TASK TO CARRY OUT: If a line of the records holds the word "Documento", copy it out.

ENTRIES SUPPLIED:
◇ ◇ ◇ ◇ ◇ ◇ ◇

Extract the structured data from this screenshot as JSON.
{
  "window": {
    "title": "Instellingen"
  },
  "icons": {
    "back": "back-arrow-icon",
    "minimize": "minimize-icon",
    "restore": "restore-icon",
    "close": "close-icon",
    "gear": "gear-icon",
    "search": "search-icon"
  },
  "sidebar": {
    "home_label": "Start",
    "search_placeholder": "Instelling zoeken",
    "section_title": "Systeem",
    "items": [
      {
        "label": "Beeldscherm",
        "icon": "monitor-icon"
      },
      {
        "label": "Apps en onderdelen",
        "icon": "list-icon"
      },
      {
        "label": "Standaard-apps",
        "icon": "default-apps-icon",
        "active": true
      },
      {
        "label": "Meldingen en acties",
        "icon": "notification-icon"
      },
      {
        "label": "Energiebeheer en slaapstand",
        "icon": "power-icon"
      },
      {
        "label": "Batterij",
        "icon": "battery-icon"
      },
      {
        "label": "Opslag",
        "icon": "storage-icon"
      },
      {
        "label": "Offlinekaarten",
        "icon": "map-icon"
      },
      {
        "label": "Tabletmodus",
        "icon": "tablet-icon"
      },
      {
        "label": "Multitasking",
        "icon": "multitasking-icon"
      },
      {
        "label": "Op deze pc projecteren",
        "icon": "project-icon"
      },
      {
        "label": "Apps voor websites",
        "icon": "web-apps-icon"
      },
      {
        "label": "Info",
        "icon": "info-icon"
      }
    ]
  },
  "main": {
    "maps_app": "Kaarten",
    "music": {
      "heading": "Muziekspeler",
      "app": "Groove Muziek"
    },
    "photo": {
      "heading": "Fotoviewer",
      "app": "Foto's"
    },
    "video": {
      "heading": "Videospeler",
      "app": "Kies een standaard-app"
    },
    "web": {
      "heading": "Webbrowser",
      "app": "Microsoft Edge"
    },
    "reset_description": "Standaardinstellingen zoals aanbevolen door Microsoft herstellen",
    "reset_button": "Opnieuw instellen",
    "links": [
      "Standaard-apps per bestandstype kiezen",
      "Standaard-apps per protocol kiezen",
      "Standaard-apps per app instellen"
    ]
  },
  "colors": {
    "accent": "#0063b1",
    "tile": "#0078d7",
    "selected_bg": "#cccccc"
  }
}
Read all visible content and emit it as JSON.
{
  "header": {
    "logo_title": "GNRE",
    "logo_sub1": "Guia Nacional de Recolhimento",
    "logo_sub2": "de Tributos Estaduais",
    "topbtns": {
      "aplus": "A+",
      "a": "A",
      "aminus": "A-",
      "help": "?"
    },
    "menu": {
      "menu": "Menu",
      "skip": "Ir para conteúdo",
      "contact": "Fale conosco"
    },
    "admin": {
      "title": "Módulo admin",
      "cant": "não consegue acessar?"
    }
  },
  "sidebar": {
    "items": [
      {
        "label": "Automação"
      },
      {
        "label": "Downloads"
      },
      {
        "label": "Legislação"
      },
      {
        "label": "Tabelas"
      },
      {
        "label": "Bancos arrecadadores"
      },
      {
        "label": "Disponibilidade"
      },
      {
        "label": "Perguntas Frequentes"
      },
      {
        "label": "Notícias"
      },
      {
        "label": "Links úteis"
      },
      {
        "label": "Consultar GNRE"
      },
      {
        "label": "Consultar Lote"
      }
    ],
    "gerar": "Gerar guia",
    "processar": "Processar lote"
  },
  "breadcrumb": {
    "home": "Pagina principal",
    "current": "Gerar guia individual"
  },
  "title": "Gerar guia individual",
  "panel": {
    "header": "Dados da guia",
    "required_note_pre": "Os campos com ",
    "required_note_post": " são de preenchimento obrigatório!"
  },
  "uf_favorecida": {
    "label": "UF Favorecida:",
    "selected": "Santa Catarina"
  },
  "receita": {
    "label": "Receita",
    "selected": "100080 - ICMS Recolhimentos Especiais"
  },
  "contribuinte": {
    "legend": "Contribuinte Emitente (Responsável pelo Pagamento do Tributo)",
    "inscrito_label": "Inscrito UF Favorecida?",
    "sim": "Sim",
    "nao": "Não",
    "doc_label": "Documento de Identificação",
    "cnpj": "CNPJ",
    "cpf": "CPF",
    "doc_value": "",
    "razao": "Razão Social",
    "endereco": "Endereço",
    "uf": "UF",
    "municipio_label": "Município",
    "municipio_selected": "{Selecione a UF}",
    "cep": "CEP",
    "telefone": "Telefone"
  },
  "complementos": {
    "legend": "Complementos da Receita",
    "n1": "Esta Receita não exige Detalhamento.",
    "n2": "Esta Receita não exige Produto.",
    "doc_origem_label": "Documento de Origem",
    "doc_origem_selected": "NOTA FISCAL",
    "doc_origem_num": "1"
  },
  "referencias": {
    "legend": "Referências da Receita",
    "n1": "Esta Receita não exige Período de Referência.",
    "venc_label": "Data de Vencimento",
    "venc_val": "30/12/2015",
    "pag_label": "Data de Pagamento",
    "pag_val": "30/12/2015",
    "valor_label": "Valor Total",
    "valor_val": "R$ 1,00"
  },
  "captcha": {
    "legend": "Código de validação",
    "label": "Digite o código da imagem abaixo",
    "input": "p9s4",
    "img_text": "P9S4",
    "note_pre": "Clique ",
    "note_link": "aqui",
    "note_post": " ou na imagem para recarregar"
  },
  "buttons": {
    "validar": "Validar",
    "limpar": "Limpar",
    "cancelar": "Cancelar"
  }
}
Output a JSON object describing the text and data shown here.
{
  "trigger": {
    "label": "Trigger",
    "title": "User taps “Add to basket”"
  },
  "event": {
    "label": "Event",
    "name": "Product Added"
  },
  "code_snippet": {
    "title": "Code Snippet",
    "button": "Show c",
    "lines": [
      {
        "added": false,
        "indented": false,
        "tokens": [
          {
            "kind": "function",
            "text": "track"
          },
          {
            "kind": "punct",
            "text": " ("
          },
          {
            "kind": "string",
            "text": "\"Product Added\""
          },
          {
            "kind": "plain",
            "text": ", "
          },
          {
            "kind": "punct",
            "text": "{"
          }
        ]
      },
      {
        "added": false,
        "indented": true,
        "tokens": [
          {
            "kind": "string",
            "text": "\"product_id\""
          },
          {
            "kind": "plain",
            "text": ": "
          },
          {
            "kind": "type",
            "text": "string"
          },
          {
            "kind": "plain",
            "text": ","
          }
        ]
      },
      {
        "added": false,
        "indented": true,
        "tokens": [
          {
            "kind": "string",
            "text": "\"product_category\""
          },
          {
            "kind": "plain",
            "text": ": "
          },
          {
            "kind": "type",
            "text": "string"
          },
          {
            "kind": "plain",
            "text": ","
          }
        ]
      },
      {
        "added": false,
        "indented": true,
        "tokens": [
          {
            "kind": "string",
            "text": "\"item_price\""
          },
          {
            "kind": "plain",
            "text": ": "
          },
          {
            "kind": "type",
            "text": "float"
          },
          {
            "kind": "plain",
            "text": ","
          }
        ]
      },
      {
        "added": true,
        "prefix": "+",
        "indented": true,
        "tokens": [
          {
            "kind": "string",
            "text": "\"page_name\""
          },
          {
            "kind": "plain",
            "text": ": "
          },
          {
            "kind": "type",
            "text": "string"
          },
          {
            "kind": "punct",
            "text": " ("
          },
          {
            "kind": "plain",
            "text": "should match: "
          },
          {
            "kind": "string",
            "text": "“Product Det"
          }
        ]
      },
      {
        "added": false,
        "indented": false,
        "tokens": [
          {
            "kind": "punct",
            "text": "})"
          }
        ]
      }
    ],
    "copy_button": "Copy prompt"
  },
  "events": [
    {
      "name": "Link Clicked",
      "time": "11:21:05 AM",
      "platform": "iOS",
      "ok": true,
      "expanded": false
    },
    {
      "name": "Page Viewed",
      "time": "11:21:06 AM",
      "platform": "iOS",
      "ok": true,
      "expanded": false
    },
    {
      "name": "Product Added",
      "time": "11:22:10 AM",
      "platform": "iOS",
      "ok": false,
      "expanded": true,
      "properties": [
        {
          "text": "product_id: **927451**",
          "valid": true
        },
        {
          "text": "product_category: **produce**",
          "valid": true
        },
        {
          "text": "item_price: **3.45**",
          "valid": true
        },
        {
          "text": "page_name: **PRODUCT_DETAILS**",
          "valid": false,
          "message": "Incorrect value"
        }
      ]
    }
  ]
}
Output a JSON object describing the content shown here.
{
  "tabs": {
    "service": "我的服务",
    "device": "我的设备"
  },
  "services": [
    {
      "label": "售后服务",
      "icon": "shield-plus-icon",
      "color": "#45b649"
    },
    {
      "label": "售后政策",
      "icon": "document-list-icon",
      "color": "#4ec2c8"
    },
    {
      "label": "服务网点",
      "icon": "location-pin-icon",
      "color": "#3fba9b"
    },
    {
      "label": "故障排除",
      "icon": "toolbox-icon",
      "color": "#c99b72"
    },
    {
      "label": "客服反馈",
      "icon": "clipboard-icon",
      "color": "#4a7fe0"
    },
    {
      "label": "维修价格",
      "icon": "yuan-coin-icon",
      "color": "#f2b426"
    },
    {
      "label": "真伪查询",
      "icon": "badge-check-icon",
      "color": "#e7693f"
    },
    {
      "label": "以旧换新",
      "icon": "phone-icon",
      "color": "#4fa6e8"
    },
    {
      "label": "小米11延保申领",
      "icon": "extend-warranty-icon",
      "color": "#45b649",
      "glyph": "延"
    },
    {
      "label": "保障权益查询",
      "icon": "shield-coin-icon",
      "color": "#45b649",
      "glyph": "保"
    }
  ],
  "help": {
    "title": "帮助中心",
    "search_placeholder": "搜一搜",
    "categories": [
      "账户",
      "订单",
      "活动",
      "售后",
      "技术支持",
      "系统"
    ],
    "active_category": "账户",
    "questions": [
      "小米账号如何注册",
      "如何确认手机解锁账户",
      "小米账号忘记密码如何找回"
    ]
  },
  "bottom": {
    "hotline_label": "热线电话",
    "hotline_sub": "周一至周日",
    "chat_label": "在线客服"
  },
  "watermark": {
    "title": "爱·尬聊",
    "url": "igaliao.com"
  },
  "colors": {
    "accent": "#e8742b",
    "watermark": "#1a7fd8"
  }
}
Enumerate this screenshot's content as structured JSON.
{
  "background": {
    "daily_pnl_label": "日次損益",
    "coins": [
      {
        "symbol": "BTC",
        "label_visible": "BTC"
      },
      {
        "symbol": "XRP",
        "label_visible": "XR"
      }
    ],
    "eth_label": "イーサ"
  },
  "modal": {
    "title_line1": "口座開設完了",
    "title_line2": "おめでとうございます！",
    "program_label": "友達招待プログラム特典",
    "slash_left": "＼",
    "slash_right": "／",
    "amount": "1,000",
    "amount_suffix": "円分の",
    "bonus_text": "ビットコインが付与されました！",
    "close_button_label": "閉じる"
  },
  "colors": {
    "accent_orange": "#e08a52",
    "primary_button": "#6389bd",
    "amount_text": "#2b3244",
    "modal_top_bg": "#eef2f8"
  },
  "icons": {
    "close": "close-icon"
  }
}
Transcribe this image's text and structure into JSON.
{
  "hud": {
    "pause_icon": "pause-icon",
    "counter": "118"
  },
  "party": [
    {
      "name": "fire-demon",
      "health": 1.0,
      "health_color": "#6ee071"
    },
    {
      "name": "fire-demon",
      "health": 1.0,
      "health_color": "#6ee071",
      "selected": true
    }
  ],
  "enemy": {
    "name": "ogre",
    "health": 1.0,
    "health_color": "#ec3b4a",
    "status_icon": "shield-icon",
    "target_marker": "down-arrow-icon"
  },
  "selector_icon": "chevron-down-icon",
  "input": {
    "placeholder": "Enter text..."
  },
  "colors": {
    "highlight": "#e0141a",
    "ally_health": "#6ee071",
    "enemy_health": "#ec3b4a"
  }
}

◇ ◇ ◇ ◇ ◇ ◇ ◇

WRITTEN SOLUTION:
    "doc_label": "Documento de Identificação",
    "doc_origem_label": "Documento de Origem",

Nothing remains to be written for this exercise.